The Local Government Association (LGA) has today launched a nationwide consultation to kick-start a debate on funding adult social care and how to save the services caring for older and disabled people from collapse.
Years of significant under-funding of councils, coupled with rising demand and costs for care and support, have combined to push adult social care services to breaking point.
Since 2010, councils have had to bridge a £6bn funding shortfall to keep the adult social care system going. In addition, the LGA estimates that adult social care services face a £3.5bn funding gap by 2025, just to maintain existing standards of care, while latest figures show that councils in England receive 1.8 million new requests for adult social care every year – the equivalent of nearly 5,000 a day.
Decades of failures to find a sustainable solution on how to pay for adult social care for the long-term, and the Government’s recent decision to delay the long-awaited Green Paper until the Autumn, has prompted council leaders to take action.
Short-term cash injections have not prevented care providers reluctantly closing their operations or returning contracts to councils. This is increasing the strain on an already-overstretched workforce and unpaid carers, and leading to more people not having their care needs met.
Increased spend on adult social care – which now accounts for nearly 40% of total council budgets – is threatening the future of other vital council services, such as parks, leisure centres and libraries, which help to keep people well and from needing care and support and hospital treatment.
The LGA eight-week consultation sets out options for how the system could be improved and the radical measures that need to be considered given the scale of this funding crisis. Possible solutions to funding adult social care in the long-term outlined in the consultation include:
- Increasing Income Tax for taxpayers of all ages – a 1p rise on the basic rate could raise £4.4bn in 2024/25.
- Increasing National Insurance – a 1p rise could raise £10.4bn in 2024/25.
- A Social Care Premium – charging over-40s and working pensioners an earmarked contribution (such as an addition to National Insurance or another mechanism). If it were assumed everyone over 40 was able to pay the same amount (not the case under National Insurance), raising £1bn would mean a cost of £33.40 for each person aged 40+ in 2024/25.
- Means-testing universal benefits, such as winter fuel allowance and free TV licences, could raise £1.9bn in 2024/25.
- Allowing councils to increase Council Tax – a 1% rise would generate £285m in 2024/25.
The consultation – the biggest launched by the LGA – is seeking the views of people and organisations on how best to pay for care and support for adults of all ages and their unpaid carers, and aims to make the public a central part of the debate. The LGA will respond to the findings in the Autumn to inform and influence the Government’s Green Paper and spending plans.
The LGA Green Paper seeks to start a much-needed debate about how to shift the overall emphasis of our care and health system so that it focuses far more on preventative, community-based personalised care, which helps maximise people’s health, wellbeing and independence and alleviates pressure on the NHS.
Cllr Izzi Seccombe, Chairman of the LGA’s Community Wellbeing Board, said, 'People have a right to live the life they want to lead and high quality adult social care and support plays an essential role in this.
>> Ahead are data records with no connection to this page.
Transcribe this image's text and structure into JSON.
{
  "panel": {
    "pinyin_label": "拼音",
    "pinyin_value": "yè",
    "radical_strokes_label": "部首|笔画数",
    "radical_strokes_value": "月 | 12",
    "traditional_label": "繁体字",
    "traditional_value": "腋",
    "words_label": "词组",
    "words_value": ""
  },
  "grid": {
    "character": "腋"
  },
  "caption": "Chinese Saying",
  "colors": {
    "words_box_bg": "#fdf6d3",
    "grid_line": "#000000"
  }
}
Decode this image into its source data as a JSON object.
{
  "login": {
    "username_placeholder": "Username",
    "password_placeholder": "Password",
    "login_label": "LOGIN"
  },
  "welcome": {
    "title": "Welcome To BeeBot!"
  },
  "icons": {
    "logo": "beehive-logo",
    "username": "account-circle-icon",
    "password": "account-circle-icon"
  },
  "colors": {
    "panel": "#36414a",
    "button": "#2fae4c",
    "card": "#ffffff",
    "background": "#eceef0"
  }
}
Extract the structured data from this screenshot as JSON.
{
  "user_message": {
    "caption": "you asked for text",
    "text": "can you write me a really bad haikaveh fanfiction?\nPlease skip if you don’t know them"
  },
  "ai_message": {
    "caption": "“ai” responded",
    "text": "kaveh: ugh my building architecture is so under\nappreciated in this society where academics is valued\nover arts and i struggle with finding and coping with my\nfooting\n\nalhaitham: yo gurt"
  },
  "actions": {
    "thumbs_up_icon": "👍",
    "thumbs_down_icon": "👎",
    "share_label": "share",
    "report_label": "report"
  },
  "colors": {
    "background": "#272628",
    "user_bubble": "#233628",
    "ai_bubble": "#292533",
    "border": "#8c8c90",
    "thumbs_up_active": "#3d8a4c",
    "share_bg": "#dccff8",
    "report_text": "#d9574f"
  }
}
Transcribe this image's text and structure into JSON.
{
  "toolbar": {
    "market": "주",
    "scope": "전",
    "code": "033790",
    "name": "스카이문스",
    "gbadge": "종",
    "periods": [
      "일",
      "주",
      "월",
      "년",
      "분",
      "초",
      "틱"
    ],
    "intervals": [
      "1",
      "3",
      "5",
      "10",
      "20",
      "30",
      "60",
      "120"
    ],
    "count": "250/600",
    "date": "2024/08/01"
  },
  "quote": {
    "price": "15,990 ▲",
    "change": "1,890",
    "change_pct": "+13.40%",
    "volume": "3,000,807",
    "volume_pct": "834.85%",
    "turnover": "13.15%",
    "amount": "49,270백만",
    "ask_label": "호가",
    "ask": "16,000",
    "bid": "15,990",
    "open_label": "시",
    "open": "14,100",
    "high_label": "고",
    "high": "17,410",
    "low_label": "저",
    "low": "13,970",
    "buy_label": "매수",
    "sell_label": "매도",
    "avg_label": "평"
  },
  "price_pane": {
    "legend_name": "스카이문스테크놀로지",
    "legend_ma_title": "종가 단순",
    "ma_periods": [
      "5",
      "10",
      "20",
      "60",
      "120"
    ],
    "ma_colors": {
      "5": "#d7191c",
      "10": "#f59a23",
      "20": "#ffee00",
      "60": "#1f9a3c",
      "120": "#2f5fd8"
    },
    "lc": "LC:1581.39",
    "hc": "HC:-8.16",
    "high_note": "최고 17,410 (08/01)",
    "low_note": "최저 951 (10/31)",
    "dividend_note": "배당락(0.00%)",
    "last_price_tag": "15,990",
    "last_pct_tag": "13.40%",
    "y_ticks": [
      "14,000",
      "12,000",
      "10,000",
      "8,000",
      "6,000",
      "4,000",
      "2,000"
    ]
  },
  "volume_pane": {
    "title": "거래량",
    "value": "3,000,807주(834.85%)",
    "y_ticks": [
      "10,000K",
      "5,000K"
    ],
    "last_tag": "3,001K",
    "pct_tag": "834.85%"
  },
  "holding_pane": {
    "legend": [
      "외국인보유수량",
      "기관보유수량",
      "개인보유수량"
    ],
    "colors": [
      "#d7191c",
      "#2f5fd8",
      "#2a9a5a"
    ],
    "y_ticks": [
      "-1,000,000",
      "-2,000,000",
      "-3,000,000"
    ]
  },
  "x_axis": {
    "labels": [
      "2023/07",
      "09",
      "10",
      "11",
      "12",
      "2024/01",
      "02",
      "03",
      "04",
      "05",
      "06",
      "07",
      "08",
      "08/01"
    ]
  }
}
It is also vital to society. It strengthens communities, reduces pressures on the NHS, supports around 1.5m jobs and contributes as much as £46bn to the UK economy.
'But work to find a long-term funding solution for adult social care and support has been kicked into the long grass by successive governments for the past two decades and has brought these services to breaking point...We cannot duck this issue as a society any longer. Our green paper is the start of a nationwide public debate about the future of care for all adults, and how best to support their wellbeing, and we encourage as many people and organisations to have their say on how we pay for it and the responsibilities of citizens, families and communities.'
Andrea Sutcliffe CBE, Chief Inspector of Adult Social Care at the Care Quality Commission said, 'I am glad the LGA is continuing the debate for a long-term sustainable solution for adult social care. Of course funding and resources are a critical part of the debate but to ensure we focus on quality too, the needs and aspirations of all those using services, their families and carers, must be at the heart of what that future should be.'
The LGA’s green paper consultation is available here.